From caddying for white players, to becoming great golfers themselves, golf grew into a popular sport for Black players across the nation in the twentieth century. But it wasn’t an easy road. As historian L. J. Williams wrote in 1951 in a article for the Negro History Bulletin, “In the beginning, for the most part, Negroes were limited to courses used exclusively by Negroes.” Golf was an exclusionary game—and one that Black players had to fight for the right to play. As historian George B. Kirsch explains, “golf was an early battleground of the Civil Rights Movement in the United States.”
The first fight was actually a class-based one. The sport was largely seen as a rich person’s pastime, but in the early 1900s, there was a push to provide public golf courses. As reported by a journalist in 1913, “Golf is and ought to be brought within the reach of all, poor or rich…in the interest of a better and saner citizenship.” Such arguments worked, and cities across the nation began building municipal golf courses. Though all classes were enjoying the sport, Kirsch points out that most of the players were white. But in the mid-twentieth century, the rise of public golf courses also saw “growing popularity of the sport among lower and middle class African Americans who were excluded from white country clubs.”

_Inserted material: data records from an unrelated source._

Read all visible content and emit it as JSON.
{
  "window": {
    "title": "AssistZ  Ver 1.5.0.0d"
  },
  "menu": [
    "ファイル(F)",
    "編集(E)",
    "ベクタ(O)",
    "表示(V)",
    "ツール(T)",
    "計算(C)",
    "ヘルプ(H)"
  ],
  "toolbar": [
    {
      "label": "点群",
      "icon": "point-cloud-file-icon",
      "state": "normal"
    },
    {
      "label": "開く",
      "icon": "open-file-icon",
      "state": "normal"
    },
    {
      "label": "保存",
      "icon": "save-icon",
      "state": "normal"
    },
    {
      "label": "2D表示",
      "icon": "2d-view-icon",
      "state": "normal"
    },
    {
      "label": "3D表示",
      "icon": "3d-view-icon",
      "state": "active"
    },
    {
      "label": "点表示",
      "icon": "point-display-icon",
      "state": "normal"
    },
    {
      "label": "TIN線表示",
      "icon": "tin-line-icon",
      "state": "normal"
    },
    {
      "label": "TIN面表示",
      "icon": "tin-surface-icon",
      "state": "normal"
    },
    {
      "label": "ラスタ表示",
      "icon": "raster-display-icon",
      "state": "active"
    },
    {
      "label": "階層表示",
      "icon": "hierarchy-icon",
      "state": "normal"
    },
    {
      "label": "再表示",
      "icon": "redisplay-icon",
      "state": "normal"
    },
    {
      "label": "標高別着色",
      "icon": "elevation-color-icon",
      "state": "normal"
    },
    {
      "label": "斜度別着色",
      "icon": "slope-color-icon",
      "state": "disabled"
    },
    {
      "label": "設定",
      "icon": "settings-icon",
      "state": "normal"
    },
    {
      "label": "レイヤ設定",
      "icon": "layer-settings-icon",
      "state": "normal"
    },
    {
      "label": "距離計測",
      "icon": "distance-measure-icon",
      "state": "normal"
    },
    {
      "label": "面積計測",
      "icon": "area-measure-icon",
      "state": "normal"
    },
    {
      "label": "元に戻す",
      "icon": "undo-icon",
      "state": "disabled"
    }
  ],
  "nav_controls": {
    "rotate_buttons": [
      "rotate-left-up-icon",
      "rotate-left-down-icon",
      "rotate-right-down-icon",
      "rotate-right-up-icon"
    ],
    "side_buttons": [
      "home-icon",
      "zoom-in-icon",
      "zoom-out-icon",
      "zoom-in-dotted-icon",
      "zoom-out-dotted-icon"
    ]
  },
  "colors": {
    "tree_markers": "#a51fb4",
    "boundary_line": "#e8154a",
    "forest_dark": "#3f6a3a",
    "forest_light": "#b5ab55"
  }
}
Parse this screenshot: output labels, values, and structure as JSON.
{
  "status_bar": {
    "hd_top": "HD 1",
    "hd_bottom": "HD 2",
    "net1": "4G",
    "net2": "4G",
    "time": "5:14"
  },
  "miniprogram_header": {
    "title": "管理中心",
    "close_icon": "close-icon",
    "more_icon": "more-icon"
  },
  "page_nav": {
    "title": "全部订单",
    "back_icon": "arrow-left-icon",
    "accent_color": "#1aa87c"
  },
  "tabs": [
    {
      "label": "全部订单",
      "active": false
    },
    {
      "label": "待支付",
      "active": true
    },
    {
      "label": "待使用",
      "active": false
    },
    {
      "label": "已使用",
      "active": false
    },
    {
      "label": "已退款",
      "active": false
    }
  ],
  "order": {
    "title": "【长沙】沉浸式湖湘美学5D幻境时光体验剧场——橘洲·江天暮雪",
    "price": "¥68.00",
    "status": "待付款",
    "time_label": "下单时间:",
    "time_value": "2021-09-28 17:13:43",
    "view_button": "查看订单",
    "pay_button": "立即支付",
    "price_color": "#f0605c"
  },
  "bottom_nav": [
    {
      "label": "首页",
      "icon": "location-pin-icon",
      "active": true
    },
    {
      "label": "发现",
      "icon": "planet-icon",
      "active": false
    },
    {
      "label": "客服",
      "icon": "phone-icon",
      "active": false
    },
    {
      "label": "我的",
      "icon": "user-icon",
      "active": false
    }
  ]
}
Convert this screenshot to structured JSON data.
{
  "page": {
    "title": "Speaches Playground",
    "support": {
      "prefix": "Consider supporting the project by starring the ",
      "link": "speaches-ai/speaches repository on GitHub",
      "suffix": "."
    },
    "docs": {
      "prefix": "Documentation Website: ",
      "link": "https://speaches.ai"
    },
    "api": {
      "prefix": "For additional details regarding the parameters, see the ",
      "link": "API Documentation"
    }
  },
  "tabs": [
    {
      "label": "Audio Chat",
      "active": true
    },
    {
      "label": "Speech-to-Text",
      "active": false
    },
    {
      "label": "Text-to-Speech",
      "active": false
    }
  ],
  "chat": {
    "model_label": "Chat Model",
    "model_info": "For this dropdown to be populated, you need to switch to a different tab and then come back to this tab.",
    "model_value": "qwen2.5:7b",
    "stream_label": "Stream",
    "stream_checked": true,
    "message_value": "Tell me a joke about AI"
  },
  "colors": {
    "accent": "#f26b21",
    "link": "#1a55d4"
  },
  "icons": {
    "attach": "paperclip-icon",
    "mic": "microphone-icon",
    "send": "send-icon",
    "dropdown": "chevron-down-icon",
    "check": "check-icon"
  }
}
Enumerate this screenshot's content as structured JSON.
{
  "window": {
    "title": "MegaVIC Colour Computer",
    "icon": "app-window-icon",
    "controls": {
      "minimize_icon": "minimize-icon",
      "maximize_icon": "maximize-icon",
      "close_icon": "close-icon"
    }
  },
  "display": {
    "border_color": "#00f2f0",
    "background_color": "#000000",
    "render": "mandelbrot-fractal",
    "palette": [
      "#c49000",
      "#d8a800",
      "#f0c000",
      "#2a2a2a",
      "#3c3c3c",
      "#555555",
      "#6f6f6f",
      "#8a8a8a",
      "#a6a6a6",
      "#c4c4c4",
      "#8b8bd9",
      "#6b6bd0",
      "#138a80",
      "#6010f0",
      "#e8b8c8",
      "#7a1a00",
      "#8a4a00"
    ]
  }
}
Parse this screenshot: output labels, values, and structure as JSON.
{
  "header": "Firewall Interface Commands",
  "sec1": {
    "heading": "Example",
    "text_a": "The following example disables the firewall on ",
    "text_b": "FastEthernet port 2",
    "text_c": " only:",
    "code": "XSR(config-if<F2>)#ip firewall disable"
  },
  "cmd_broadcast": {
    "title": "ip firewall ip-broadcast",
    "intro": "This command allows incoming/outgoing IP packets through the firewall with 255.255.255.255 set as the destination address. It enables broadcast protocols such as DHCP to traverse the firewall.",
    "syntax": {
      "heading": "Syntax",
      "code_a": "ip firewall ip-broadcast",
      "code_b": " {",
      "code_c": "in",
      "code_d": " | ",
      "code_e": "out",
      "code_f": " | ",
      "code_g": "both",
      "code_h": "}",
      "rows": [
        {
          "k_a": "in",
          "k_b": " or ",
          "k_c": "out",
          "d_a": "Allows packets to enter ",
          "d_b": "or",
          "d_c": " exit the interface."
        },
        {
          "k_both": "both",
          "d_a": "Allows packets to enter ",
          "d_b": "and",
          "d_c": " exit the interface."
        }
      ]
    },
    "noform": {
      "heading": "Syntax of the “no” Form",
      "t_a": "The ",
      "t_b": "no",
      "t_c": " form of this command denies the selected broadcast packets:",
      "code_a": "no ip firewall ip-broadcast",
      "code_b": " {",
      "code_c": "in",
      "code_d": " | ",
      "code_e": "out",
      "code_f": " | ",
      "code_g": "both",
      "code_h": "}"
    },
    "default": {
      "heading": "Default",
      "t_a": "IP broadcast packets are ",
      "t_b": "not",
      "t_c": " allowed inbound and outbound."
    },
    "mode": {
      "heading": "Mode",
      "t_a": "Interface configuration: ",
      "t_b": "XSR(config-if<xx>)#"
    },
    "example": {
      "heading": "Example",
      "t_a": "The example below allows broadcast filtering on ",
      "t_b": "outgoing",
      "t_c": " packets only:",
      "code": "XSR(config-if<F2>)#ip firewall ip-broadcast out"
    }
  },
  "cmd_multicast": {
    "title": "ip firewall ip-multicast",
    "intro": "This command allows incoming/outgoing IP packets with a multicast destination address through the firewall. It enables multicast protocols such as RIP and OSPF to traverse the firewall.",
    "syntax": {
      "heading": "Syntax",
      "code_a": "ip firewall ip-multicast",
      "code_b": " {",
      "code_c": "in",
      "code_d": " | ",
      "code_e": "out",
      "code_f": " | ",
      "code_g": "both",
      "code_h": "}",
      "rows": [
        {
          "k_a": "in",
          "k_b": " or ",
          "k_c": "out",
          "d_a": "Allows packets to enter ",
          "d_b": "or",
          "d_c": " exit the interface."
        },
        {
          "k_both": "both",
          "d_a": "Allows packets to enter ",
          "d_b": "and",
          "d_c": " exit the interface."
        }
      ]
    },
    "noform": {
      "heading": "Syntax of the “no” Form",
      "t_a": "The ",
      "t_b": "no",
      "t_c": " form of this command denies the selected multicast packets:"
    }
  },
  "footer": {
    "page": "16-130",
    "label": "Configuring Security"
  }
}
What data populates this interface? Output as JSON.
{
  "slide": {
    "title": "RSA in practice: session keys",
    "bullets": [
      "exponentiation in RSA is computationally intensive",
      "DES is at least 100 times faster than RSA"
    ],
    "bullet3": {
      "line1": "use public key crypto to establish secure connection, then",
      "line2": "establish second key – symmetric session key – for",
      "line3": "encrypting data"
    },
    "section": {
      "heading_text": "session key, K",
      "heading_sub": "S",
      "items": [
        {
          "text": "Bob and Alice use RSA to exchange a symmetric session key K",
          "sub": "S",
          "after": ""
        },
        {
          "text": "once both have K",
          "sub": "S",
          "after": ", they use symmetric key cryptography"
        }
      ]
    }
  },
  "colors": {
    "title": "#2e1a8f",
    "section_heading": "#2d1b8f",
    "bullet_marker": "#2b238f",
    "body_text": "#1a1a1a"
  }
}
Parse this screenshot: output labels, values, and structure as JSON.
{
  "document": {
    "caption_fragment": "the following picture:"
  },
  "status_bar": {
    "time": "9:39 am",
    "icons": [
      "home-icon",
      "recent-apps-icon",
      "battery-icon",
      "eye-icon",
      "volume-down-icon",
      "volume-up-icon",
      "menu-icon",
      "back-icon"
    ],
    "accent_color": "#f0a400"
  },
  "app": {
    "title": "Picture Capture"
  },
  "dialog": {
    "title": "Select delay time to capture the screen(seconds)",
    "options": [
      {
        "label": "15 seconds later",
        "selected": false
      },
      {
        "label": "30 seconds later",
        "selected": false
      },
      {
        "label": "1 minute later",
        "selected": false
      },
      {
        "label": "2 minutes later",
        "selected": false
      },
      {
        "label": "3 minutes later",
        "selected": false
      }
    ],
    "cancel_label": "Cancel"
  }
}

Though access to public courses was easier in the North, it wasn’t always guaranteed. In 1910, for example, golfer Walter Speedy was denied entry, along with three other Black golfers, to Chicago’s Jackson Park. Speedy later went on to co-found the Alpha Golf Club and held Chicago’s first African American golf tournament. Speedy won this tournament, earning the right to compete against white golfers at the Amateur Golf Tournament in Jackson Park. But in the years that followed, the tournament organizers introduced several rules designed to keep Black players out, eventually outright barring them from participating. In response, middle- and upper-income Black players began starting their own private clubs.
Other golf associations, namely the Professional Golfers Association (PGA), limited its membership to white players. Since its founding in 1916, the organization held this as an unspoken rule, adding their whites-only policy in writing in 1943. And from there, according to historian Thomas B. Jones, “the PGA resolutely excluded African Americans from participating in its tournaments” until 1961.
By the 1940s, there was an organized movement to integrate the courses. In 1941, for example, after getting the nod from the Secretary of the Interior, three Black golfers, accompanied by six police officers, played a round at East Potomac Park Golf Course in Washington, DC. As they played, they were faced with “a hostile crowd of whites who jeered at them and threatened them with assault.” Though the Secretary could see no reason to exclude the players, he realized that he couldn’t provide enough protection for them, and “those who attempted to play at the segregated local municipal courses did so at considerable personal risk.”
A series of lawsuits throughout the 1940s and 1950s brought the discriminatory courses to court, with many courses desegregating only after the passing of the 1964 Civil Rights Act. Though each of these suits advanced the fight for equality to differing degrees, simply mounting them was a step toward the goal. As Kirsch notes, “behind these legal battles were hundreds of African American golfers and their attorneys who fought each step of the way for the right to play the game on public grounds.”